Sri Lankan 'detention' camps swell with Tamils
Aid workers struggle to help war-weary refugees as concerns grow about conditions in the shelters as well as timetables for resettlement.
Colombo, Sri Lanka
A mass outpouring of refugees from a civil war in its final, bloody phase is spurring a huge aid effort for more than 190,000 ethnic Tamils.
By night, bulldozers are clearing more land for vast tented cities being put up during the day on the flatlands of northern Sri Lanka, where the military has corralled the Tamil Tigers along a tiny strip of coastline.

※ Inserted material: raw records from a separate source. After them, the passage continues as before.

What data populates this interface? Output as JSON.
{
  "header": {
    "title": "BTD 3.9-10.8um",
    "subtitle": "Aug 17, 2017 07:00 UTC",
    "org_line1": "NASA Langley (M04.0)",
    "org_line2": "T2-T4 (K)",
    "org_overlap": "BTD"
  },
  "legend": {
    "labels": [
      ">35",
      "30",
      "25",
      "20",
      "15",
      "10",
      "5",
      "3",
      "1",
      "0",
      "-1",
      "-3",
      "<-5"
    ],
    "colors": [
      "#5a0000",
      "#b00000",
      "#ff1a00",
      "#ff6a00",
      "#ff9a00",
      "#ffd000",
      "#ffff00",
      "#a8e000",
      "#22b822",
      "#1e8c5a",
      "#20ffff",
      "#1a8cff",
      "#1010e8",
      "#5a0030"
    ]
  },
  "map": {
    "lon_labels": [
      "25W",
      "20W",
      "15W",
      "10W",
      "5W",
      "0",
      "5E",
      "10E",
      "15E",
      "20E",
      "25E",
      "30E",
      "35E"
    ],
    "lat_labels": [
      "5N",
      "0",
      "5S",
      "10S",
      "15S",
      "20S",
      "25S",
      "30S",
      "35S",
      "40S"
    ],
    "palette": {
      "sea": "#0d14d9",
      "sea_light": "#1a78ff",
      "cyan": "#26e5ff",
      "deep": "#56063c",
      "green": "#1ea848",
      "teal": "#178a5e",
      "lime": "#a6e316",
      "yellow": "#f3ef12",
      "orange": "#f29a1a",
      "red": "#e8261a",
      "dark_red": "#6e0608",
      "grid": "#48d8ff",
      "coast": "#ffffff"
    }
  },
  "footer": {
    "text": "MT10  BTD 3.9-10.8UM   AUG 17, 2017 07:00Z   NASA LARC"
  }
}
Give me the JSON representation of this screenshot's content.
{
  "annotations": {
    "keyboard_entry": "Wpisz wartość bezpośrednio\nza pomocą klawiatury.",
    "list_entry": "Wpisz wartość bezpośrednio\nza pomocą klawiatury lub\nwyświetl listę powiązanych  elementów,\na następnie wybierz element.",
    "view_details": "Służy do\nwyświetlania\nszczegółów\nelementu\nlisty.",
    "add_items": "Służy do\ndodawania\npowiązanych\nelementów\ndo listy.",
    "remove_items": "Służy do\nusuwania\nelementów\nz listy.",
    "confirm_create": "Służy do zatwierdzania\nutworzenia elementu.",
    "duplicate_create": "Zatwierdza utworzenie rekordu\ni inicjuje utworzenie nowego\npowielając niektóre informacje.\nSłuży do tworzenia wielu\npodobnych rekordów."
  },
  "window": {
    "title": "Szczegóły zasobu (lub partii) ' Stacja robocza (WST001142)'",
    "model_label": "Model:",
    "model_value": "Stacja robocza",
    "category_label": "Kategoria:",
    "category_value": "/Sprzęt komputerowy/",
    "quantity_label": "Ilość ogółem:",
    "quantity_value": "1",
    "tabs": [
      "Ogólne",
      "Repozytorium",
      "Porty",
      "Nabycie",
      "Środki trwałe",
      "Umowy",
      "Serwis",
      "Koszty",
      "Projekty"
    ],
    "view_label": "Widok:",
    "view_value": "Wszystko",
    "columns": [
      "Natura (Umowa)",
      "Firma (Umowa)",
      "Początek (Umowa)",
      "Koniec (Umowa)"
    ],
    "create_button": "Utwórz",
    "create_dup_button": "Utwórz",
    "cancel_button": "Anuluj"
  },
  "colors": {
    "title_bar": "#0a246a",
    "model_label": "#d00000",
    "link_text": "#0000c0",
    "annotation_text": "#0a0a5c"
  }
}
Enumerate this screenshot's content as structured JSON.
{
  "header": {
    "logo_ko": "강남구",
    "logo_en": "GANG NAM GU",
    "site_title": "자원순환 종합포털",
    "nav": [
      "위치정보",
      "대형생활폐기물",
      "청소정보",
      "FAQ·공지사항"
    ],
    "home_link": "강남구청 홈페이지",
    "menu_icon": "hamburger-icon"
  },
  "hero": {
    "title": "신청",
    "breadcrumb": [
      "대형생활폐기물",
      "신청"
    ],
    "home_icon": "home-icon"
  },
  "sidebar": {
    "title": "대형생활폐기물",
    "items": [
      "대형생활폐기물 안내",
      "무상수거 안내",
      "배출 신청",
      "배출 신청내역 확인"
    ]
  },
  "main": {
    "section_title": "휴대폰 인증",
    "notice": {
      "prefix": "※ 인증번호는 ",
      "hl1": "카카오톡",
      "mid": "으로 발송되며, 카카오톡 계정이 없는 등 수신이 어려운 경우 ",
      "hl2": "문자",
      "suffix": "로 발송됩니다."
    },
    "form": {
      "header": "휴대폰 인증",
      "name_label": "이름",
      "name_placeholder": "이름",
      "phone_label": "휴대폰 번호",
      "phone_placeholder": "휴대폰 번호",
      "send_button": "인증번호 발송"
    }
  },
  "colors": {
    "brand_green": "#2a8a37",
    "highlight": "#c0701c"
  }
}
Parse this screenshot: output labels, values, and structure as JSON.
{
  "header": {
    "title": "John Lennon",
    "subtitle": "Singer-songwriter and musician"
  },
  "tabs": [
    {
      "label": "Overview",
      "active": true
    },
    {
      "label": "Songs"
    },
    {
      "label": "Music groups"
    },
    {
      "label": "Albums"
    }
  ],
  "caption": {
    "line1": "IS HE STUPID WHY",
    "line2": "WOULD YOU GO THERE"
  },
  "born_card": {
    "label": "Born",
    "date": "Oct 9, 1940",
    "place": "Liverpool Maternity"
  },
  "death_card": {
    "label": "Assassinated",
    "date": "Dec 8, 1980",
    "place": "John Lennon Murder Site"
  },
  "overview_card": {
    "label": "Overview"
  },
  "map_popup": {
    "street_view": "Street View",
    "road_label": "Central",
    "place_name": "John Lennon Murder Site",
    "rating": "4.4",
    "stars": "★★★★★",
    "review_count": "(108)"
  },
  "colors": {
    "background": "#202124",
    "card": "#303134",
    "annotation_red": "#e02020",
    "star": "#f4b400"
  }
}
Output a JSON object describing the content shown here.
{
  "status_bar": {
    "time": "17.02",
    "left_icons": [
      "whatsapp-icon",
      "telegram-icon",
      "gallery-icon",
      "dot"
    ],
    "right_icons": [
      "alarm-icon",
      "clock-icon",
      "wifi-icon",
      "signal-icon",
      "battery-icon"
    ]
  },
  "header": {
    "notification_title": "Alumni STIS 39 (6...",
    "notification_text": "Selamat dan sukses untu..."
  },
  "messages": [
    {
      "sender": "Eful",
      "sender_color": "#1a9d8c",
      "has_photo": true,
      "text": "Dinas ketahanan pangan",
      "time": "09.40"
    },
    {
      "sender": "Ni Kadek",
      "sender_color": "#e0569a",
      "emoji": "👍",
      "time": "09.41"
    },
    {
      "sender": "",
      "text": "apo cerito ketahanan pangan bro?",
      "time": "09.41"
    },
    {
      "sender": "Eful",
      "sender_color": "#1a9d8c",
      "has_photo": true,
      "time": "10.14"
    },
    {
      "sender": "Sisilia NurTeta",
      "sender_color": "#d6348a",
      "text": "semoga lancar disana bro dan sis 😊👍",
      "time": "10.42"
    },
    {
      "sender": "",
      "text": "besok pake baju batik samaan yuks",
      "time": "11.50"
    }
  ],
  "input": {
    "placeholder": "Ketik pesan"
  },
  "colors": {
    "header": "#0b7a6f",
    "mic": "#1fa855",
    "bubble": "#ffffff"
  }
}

But as authorities brace for more arrivals, aid workers, social activists, and Tamil politicians are voicing mounting concern over conditions in the camps and the government's timetable for returning people to their homes. Critics say that the emergency shelters are becoming open-ended detention centers underwritten by foreign donors.
War-weary refugees are being separated from family members, then denied permission to leave the camps for security reasons. Food parcels have been tossed into hungry crowds, causing at least one deadly stampede. Aid workers warn of poor sanitation, child malnutrition, and inadequate health services.
Last month, a public hospital in Vavuniya, the town with the largest refugee population, admitted 800 patients in a single week, several times its normal intake. All bore the scars of war: gunfire, artillery shells, and land mines.
"There's no food. People can't sleep because of all their trauma," says Veerasingham Anandasangaree, an opposition lawmaker who represents a northern district.
Government and UN officials say that conditions are slowly improving as more foreign aid arrives to supplement local relief efforts. A trickle of vulnerable detainees has been released, as well as UN national staff caught in the fighting, and food distribution has been overhauled. But the huge numbers and their perilous situation are overwhelming.